Green Day Rock Band comes at a time when peripheral based music games are evolving at a radical almost overwhelming rate. It seems that in the 5 or 6 years since we were first handed a plastic guitar to play something called Guitar Hero, the music peripheral genre has never stopped to take a breath, with developers coming up with new intuitive ways to make the player feel like they are having a full and immersive interactive experience with their music game of choice. The novelty of ‘just’ a plastic guitar worn off fast. After the guitar came singing into microphones. Then came drumkits, eventually full blown band setups. Heck, you can even grind the decks and pretend to be a badass disc jockey these days. Peripheral music games are big business and the developers at Harmonix and MTV games recognize this more than most. However, if there is one complaint that could be thrown at the contemporay music game it’s that while devs spend most of their time trying to create flash new peripherals, the content, i.e the music can sometimes suffer, i’m talking to you Guitar Hero: Van Halen (it sold about four copies). It’s refreshing therefore to see Harmonix step forward with Green Day Rock Band, a game thats all about the music and not about the controller.
If your familiar with the Rock Band franchise, then your familiar with the games that come before Green Day. Rock Band 1 and 2 were straight forward enough affairs and then last year the franshise went band specific for the first time with The Beatles Rock Band, a gorgeous game that not enough people played in my opinion. The expensive peripherals, all of which were moulded and designed to look just like the original band instruments, were probably enough for most people to say no to the game. With Green Day Rock Band however, there’s no additional gimmicks, no American Idiot shaped guitars, just a disc packed with a plethora of Green Day goodness. If The Beatles Rock Band could claim to reintroduce an entire new noughties generation to the music of Liverpool’s finest, then Green Day Rock Band is just all about giving this generation the music they already know and love.
Green Day RB is very simple to understand and works best when played with friends, each with their own instrument.
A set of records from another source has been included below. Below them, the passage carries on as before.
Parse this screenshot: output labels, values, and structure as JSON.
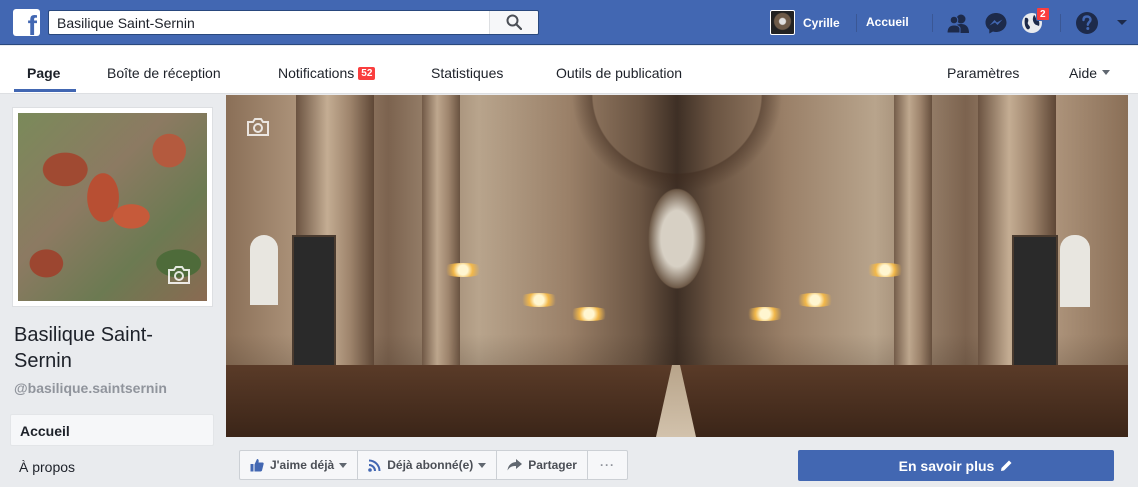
{
  "topbar": {
    "logo": "f",
    "search_value": "Basilique Saint-Sernin",
    "user_name": "Cyrille",
    "home_label": "Accueil",
    "notification_count": "2",
    "icons": [
      "friends-icon",
      "messenger-icon",
      "globe-notifications-icon",
      "help-icon",
      "dropdown-caret-icon"
    ]
  },
  "tabs": [
    {
      "label": "Page"
    },
    {
      "label": "Boîte de réception"
    },
    {
      "label": "Notifications",
      "badge": "52"
    },
    {
      "label": "Statistiques"
    },
    {
      "label": "Outils de publication"
    },
    {
      "label": "Paramètres"
    },
    {
      "label": "Aide"
    }
  ],
  "page": {
    "name": "Basilique Saint-Sernin",
    "name_line1": "Basilique Saint-",
    "name_line2": "Sernin",
    "handle": "@basilique.saintsernin"
  },
  "sidebar": {
    "items": [
      {
        "label": "Accueil"
      },
      {
        "label": "À propos"
      }
    ]
  },
  "actions": {
    "like": "J'aime déjà",
    "follow": "Déjà abonné(e)",
    "share": "Partager",
    "more": "···",
    "learn_more": "En savoir plus"
  },
  "colors": {
    "brand_blue": "#4267b2",
    "badge_red": "#fa3e3e",
    "page_bg": "#e9ebee"
  }
}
Green Day RB supports Guitar, Bass, Vocals, Percussuion and my favourite, backing vocals. Backing vocals allow for say your guitarist, bassist or even an additional player to provide vocal harmonies to Billy Joe’s melodies or chant the idiosyncratic gang ‘heys’ to every single one of Green Day’s anthemic masterpieces. The backing vocal was first introduceed in the Beatles game and have been refined and perfected in Green Day RB.
Green Day RB plays like every other rhymth based music game you’ve played before. You strum your guitar, hit your drums or sing the lyrics in juxaposition to the coloured on screen prompts. It’s not rocket science but the better you get the more unforgiving the difficulty curve gets. Playing on expert will kill you. Probably. But it’s undeniably fun and even though the music can sometimes sound a bit repetitive, the idea of playing in a band never does.
What makes Green Day Rock Band is the sheer indulgent dedication to all things GB. It’s a Green Day fanboy’s dream. The game features 47 of the band’s most celebrated songs including two full albums, 2004′s mammoth ‘American Idiot’ and 1994′s ‘Dookie’, an album that, along with the likes of ‘Smash’ by The Offspring, is regarded as the record that re-introduced punk rock to the world. The graphics are quirky and much like Green Day, don’t take themselves THAT seriously. When you play some of Green Day’s early ninties work, you play as the band’s earliest iteration, a bunch of smelly punks, with green hair and embarressing facial piercings, in dodgy indoor venues befiiting of the underground punk scene of the time. When you play as Green Day circa 2000′s you take the reigns of a band at their peak, playing outdoor venues to thousands of people with huge stage set ups, special effects and over the top performances. If you’ve ever seen Green Day play live then you’ll know what to expect and to their credit, Harmonix have done a great job in recreating the atmosphere the band evoke when playing live. Even the band’s animations are impressively recreated.
As with most of these games, progression in single player awards you with new songs to play and new venues to play. The better you do the more the game rewards you. Their is a vast retrospective treasure chest of Green Day media to unlock with everything from never before seen band rehearsal videos, interviews and photographs. This really is every Green Day fans dream come true.
The only problem, as with all band specific games, is the insular nature of the music. It’s as simple as this, if you hate Green Day, you’ll hate this. Moreover, if you love the band, you’ll love this. I suppose the game is aimed at a specific punk rock demographic but seeing as how universally huge Green Day are in the contemporary music idiom, it should be enough to persuade Rock Band fans on the periphery of ‘should i/shouldn’t i’ to part cash for this game.
Green Day Rock Band will give you many hours of fun and is a worthy purchase for any perspective rocker. Pick it up and kill time before Rock Band 3 launches this autumn.
TGL SCORE 8/10
Format: Playstation 3 (version reviewed), Xbox 360, Wii
Release Date: June 11th
Publisher: EA/MTV Games
Developer: Harmonix/Demiurge Studios